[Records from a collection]
▽
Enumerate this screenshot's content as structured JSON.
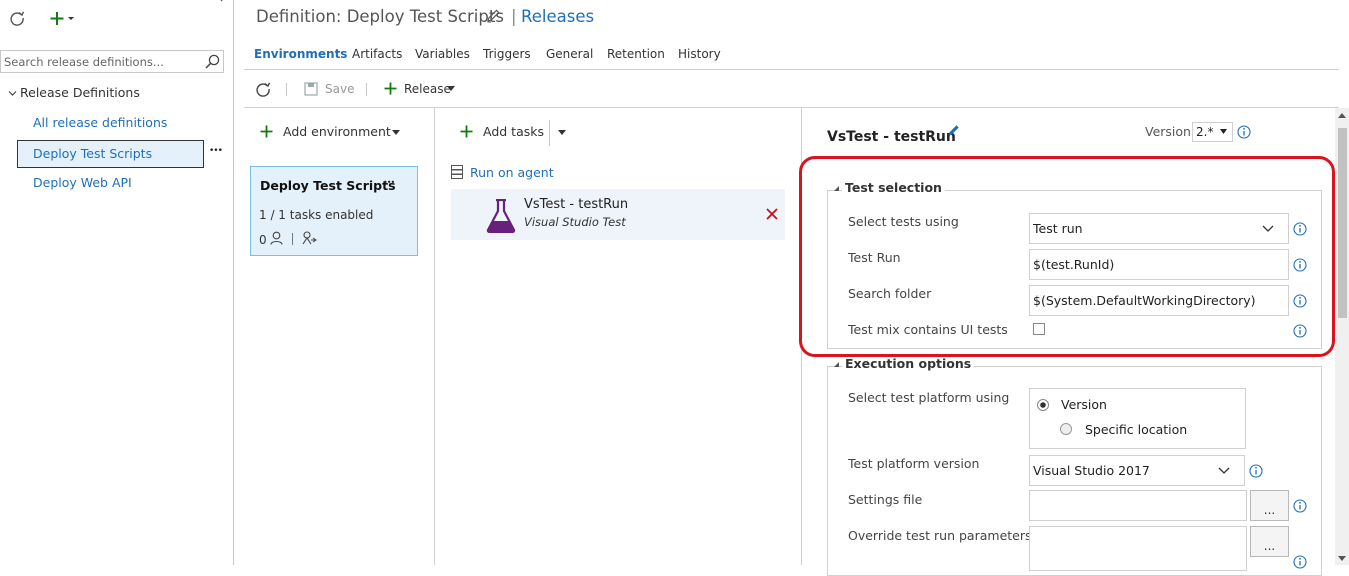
{
  "left": {
    "search_placeholder": "Search release definitions...",
    "tree_root": "Release Definitions",
    "items": [
      {
        "label": "All release definitions"
      },
      {
        "label": "Deploy Test Scripts"
      },
      {
        "label": "Deploy Web API"
      }
    ],
    "more": "•••"
  },
  "header": {
    "title": "Definition: Deploy Test Scripts",
    "separator": "|",
    "releases_link": "Releases"
  },
  "tabs": [
    {
      "label": "Environments"
    },
    {
      "label": "Artifacts"
    },
    {
      "label": "Variables"
    },
    {
      "label": "Triggers"
    },
    {
      "label": "General"
    },
    {
      "label": "Retention"
    },
    {
      "label": "History"
    }
  ],
  "toolbar": {
    "save": "Save",
    "release": "Release"
  },
  "environments": {
    "add_label": "Add environment",
    "card": {
      "name": "Deploy Test Scripts",
      "tasks": "1 / 1 tasks enabled",
      "approvers": "0",
      "more": "•••"
    }
  },
  "tasks": {
    "add_label": "Add tasks",
    "phase": "Run on agent",
    "item": {
      "name": "VsTest - testRun",
      "subtitle": "Visual Studio Test"
    }
  },
  "detail": {
    "title": "VsTest - testRun",
    "version_label": "Version",
    "version_value": "2.*",
    "test_selection": {
      "title": "Test selection",
      "select_tests_label": "Select tests using",
      "select_tests_value": "Test run",
      "test_run_label": "Test Run",
      "test_run_value": "$(test.RunId)",
      "search_folder_label": "Search folder",
      "search_folder_value": "$(System.DefaultWorkingDirectory)",
      "ui_tests_label": "Test mix contains UI tests"
    },
    "execution": {
      "title": "Execution options",
      "platform_label": "Select test platform using",
      "radio_version": "Version",
      "radio_location": "Specific location",
      "platform_version_label": "Test platform version",
      "platform_version_value": "Visual Studio 2017",
      "settings_label": "Settings file",
      "override_label": "Override test run parameters",
      "browse": "..."
    }
  },
  "colors": {
    "accent": "#1e6fb8",
    "add_green": "#107c10",
    "highlight_red": "#d9141e",
    "delete_red": "#c50f1f",
    "flask_purple": "#68217a",
    "selected_bg": "#e4f1fb"
  }
}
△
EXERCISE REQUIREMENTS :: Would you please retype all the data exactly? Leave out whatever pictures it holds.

COMPLETED TASK ::
Enumerate this screenshot's content as structured JSON.
{
  "left": {
    "search_placeholder": "Search release definitions...",
    "tree_root": "Release Definitions",
    "items": [
      {
        "label": "All release definitions"
      },
      {
        "label": "Deploy Test Scripts"
      },
      {
        "label": "Deploy Web API"
      }
    ],
    "more": "•••"
  },
  "header": {
    "title": "Definition: Deploy Test Scripts",
    "separator": "|",
    "releases_link": "Releases"
  },
  "tabs": [
    {
      "label": "Environments"
    },
    {
      "label": "Artifacts"
    },
    {
      "label": "Variables"
    },
    {
      "label": "Triggers"
    },
    {
      "label": "General"
    },
    {
      "label": "Retention"
    },
    {
      "label": "History"
    }
  ],
  "toolbar": {
    "save": "Save",
    "release": "Release"
  },
  "environments": {
    "add_label": "Add environment",
    "card": {
      "name": "Deploy Test Scripts",
      "tasks": "1 / 1 tasks enabled",
      "approvers": "0",
      "more": "•••"
    }
  },
  "tasks": {
    "add_label": "Add tasks",
    "phase": "Run on agent",
    "item": {
      "name": "VsTest - testRun",
      "subtitle": "Visual Studio Test"
    }
  },
  "detail": {
    "title": "VsTest - testRun",
    "version_label": "Version",
    "version_value": "2.*",
    "test_selection": {
      "title": "Test selection",
      "select_tests_label": "Select tests using",
      "select_tests_value": "Test run",
      "test_run_label": "Test Run",
      "test_run_value": "$(test.RunId)",
      "search_folder_label": "Search folder",
      "search_folder_value": "$(System.DefaultWorkingDirectory)",
      "ui_tests_label": "Test mix contains UI tests"
    },
    "execution": {
      "title": "Execution options",
      "platform_label": "Select test platform using",
      "radio_version": "Version",
      "radio_location": "Specific location",
      "platform_version_label": "Test platform version",
      "platform_version_value": "Visual Studio 2017",
      "settings_label": "Settings file",
      "override_label": "Override test run parameters",
      "browse": "..."
    }
  },
  "colors": {
    "accent": "#1e6fb8",
    "add_green": "#107c10",
    "highlight_red": "#d9141e",
    "delete_red": "#c50f1f",
    "flask_purple": "#68217a",
    "selected_bg": "#e4f1fb"
  }
}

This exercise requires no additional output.